George Stubbs didn’t just paint his creatures with accuracy, he did so with compassion… Anyone who visits this exhibition will surely enjoy the ride
George Stubbs: All Done From Nature
MK Gallery, Milton Keynes Until January 26
As nicknames go, the ‘Liverpudlian Leonardo’ isn’t a bad one. It’s how the 18th-century painter George Stubbs is often referred to: partly because he was born on Merseyside, and partly because he brought a scientific rigour to his art that recalled Leonardo da Vinci’s.
Stubbs is best known for his pictures of horses – and here in an excellent new exhibition we see a handful of his early drawings. These were the result of 18 infamous months when he locked himself away in a barn in the Lincolnshire village of Horkstow.
There, from an iron bar on the ceiling, he suspended the carcass of horse after horse, depicting them in various states of dissection. Stubbs revelled in removing the skin, blood and guts.

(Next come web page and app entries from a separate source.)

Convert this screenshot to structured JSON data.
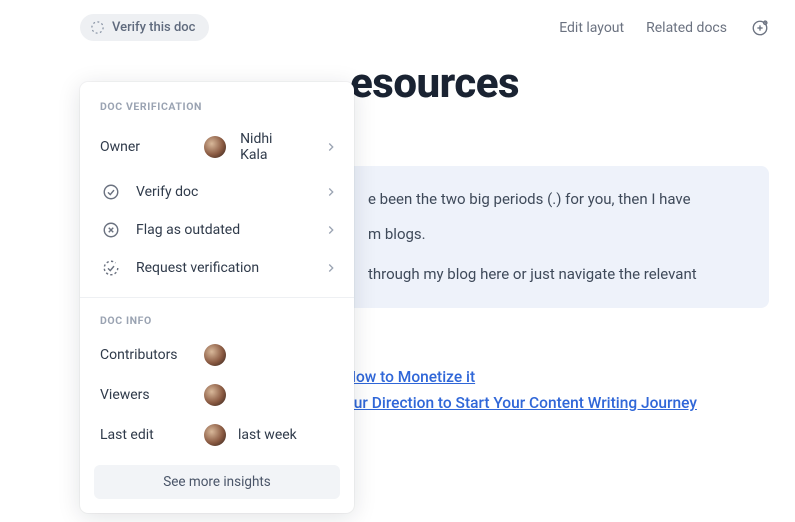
{
  "toolbar": {
    "verify_label": "Verify this doc",
    "edit_layout": "Edit layout",
    "related_docs": "Related docs"
  },
  "page": {
    "title_visible": "esources",
    "callout_line1": "e been the two big periods (.) for you, then I have",
    "callout_line2": "m blogs.",
    "callout_line3": "through my blog here or just navigate the relevant",
    "link1": "How to Monetize it",
    "link2": "our Direction to Start Your Content Writing Journey"
  },
  "panel": {
    "section1_title": "DOC VERIFICATION",
    "owner_label": "Owner",
    "owner_name": "Nidhi Kala",
    "verify_doc": "Verify doc",
    "flag_outdated": "Flag as outdated",
    "request_verification": "Request verification",
    "section2_title": "DOC INFO",
    "contributors_label": "Contributors",
    "viewers_label": "Viewers",
    "last_edit_label": "Last edit",
    "last_edit_value": "last week",
    "insights_button": "See more insights"
  }
}
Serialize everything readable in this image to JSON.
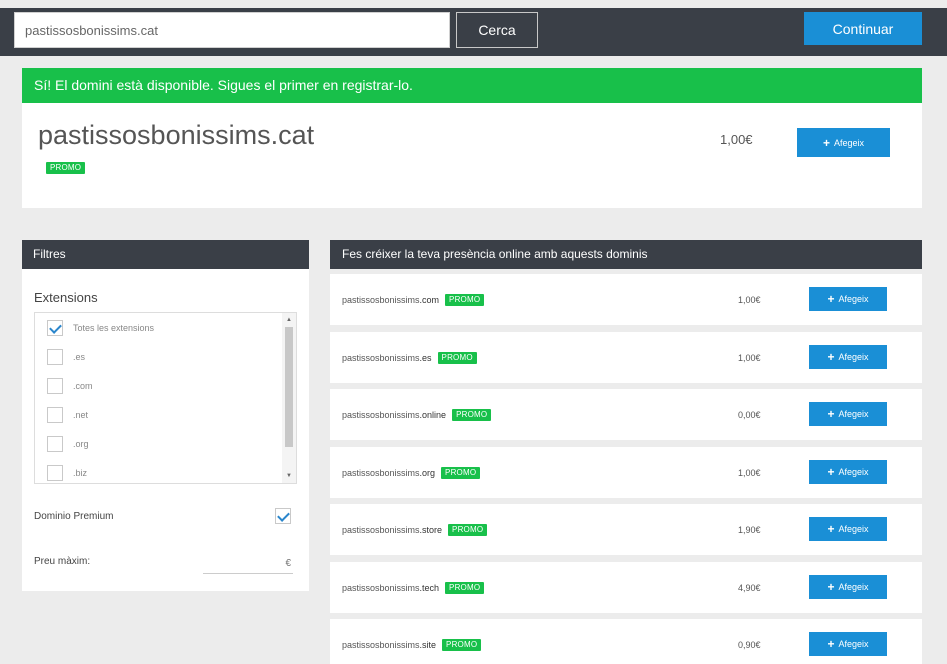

In Whistlejacket (c 1762), the 2nd Marquess of Rockingham’s life-size horse rears up unsaddled, his mane and tail flowing free
He was eventually driven out of Horkstow by locals who feared he was a necromancer.
Largely self-taught, Stubbs preferred to trust his own eyes rather than follow a teacher or conventional taste. In 1766 his barn drawings were published in The Anatomy Of The Horse, a book so accurate it was still used in veterinary schools in the 20th century.
IT’S A FACT
With their 350-degree vision, horses make excellent guide animals for blind people who are scared of dogs. Miniature horses are used, of course.
In time, Stubbs was receiving commissions from England’s gentry to paint their steeds. In Whistlejacket, the 2nd Marquess of Rockingham’s life-size horse rears up unsaddled, his mane and tail flowing free.
Stubbs didn’t just paint his creatures with accuracy, he did so with compassion – witness the sensitivity he conveys in their large eyes. Human subjects never got the same love as equine ones.
In many ways he was an artist in the right place at the right time. The thoroughbred racehorse was a new breed in the 18th century. Aristocrats were as likely to seek portraits of their horses as of their families.
Anyone who visits this exhibition will surely enjoy the ride.